── TASK INPUT ──

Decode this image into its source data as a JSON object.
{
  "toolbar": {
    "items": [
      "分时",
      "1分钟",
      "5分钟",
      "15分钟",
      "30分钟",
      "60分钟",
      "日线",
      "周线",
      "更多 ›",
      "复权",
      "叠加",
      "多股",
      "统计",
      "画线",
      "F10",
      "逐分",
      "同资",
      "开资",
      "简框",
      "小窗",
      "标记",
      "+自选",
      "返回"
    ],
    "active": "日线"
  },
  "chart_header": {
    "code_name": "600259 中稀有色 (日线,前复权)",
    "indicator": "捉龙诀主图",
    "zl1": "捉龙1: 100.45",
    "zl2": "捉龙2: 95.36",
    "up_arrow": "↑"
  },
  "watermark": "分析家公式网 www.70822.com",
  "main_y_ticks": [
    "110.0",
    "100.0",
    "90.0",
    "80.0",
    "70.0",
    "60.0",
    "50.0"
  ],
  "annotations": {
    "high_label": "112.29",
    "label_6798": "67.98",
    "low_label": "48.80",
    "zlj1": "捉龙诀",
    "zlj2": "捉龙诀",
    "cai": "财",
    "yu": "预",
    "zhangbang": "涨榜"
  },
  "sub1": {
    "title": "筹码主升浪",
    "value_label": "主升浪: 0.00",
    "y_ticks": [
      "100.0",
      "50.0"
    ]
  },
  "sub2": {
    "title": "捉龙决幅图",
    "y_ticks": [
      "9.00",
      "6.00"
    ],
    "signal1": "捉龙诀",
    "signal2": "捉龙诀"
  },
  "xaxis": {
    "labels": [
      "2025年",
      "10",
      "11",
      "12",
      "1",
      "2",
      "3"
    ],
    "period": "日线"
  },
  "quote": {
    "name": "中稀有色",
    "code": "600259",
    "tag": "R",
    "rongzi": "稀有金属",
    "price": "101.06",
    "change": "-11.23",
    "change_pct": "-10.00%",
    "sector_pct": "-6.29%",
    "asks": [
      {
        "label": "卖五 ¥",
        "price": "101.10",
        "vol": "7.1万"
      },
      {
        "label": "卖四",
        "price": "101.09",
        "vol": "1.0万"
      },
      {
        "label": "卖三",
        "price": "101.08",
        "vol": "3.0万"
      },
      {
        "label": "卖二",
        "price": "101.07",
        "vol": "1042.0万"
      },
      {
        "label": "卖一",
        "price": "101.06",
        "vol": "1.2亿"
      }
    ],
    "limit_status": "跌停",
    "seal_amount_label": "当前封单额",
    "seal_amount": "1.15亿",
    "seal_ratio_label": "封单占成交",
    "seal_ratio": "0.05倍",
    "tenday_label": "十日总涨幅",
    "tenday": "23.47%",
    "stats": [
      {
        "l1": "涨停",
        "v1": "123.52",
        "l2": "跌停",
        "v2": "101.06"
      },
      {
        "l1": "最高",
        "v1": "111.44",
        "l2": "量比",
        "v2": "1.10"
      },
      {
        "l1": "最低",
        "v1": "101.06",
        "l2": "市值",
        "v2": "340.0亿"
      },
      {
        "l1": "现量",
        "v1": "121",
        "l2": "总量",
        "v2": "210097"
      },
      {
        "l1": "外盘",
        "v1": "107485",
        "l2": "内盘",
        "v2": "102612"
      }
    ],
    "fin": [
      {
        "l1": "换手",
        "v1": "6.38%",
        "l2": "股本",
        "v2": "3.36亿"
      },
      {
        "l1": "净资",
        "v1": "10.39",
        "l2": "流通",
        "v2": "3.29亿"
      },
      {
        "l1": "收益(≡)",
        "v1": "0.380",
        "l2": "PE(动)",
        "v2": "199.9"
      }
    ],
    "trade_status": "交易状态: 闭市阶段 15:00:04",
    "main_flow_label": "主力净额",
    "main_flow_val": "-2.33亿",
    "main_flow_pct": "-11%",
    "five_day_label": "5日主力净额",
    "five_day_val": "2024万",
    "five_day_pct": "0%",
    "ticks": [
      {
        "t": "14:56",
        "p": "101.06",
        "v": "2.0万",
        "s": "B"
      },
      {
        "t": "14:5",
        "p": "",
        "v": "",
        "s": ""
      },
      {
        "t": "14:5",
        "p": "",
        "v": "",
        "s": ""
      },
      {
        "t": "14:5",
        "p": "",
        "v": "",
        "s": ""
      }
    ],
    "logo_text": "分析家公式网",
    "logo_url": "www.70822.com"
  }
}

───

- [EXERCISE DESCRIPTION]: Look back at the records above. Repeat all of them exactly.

- [SOLVED PROBLEM]:
Decode this image into its source data as a JSON object.
{
  "toolbar": {
    "items": [
      "分时",
      "1分钟",
      "5分钟",
      "15分钟",
      "30分钟",
      "60分钟",
      "日线",
      "周线",
      "更多 ›",
      "复权",
      "叠加",
      "多股",
      "统计",
      "画线",
      "F10",
      "逐分",
      "同资",
      "开资",
      "简框",
      "小窗",
      "标记",
      "+自选",
      "返回"
    ],
    "active": "日线"
  },
  "chart_header": {
    "code_name": "600259 中稀有色 (日线,前复权)",
    "indicator": "捉龙诀主图",
    "zl1": "捉龙1: 100.45",
    "zl2": "捉龙2: 95.36",
    "up_arrow": "↑"
  },
  "watermark": "分析家公式网 www.70822.com",
  "main_y_ticks": [
    "110.0",
    "100.0",
    "90.0",
    "80.0",
    "70.0",
    "60.0",
    "50.0"
  ],
  "annotations": {
    "high_label": "112.29",
    "label_6798": "67.98",
    "low_label": "48.80",
    "zlj1": "捉龙诀",
    "zlj2": "捉龙诀",
    "cai": "财",
    "yu": "预",
    "zhangbang": "涨榜"
  },
  "sub1": {
    "title": "筹码主升浪",
    "value_label": "主升浪: 0.00",
    "y_ticks": [
      "100.0",
      "50.0"
    ]
  },
  "sub2": {
    "title": "捉龙决幅图",
    "y_ticks": [
      "9.00",
      "6.00"
    ],
    "signal1": "捉龙诀",
    "signal2": "捉龙诀"
  },
  "xaxis": {
    "labels": [
      "2025年",
      "10",
      "11",
      "12",
      "1",
      "2",
      "3"
    ],
    "period": "日线"
  },
  "quote": {
    "name": "中稀有色",
    "code": "600259",
    "tag": "R",
    "rongzi": "稀有金属",
    "price": "101.06",
    "change": "-11.23",
    "change_pct": "-10.00%",
    "sector_pct": "-6.29%",
    "asks": [
      {
        "label": "卖五 ¥",
        "price": "101.10",
        "vol": "7.1万"
      },
      {
        "label": "卖四",
        "price": "101.09",
        "vol": "1.0万"
      },
      {
        "label": "卖三",
        "price": "101.08",
        "vol": "3.0万"
      },
      {
        "label": "卖二",
        "price": "101.07",
        "vol": "1042.0万"
      },
      {
        "label": "卖一",
        "price": "101.06",
        "vol": "1.2亿"
      }
    ],
    "limit_status": "跌停",
    "seal_amount_label": "当前封单额",
    "seal_amount": "1.15亿",
    "seal_ratio_label": "封单占成交",
    "seal_ratio": "0.05倍",
    "tenday_label": "十日总涨幅",
    "tenday": "23.47%",
    "stats": [
      {
        "l1": "涨停",
        "v1": "123.52",
        "l2": "跌停",
        "v2": "101.06"
      },
      {
        "l1": "最高",
        "v1": "111.44",
        "l2": "量比",
        "v2": "1.10"
      },
      {
        "l1": "最低",
        "v1": "101.06",
        "l2": "市值",
        "v2": "340.0亿"
      },
      {
        "l1": "现量",
        "v1": "121",
        "l2": "总量",
        "v2": "210097"
      },
      {
        "l1": "外盘",
        "v1": "107485",
        "l2": "内盘",
        "v2": "102612"
      }
    ],
    "fin": [
      {
        "l1": "换手",
        "v1": "6.38%",
        "l2": "股本",
        "v2": "3.36亿"
      },
      {
        "l1": "净资",
        "v1": "10.39",
        "l2": "流通",
        "v2": "3.29亿"
      },
      {
        "l1": "收益(≡)",
        "v1": "0.380",
        "l2": "PE(动)",
        "v2": "199.9"
      }
    ],
    "trade_status": "交易状态: 闭市阶段 15:00:04",
    "main_flow_label": "主力净额",
    "main_flow_val": "-2.33亿",
    "main_flow_pct": "-11%",
    "five_day_label": "5日主力净额",
    "five_day_val": "2024万",
    "five_day_pct": "0%",
    "ticks": [
      {
        "t": "14:56",
        "p": "101.06",
        "v": "2.0万",
        "s": "B"
      },
      {
        "t": "14:5",
        "p": "",
        "v": "",
        "s": ""
      },
      {
        "t": "14:5",
        "p": "",
        "v": "",
        "s": ""
      },
      {
        "t": "14:5",
        "p": "",
        "v": "",
        "s": ""
      }
    ],
    "logo_text": "分析家公式网",
    "logo_url": "www.70822.com"
  }
}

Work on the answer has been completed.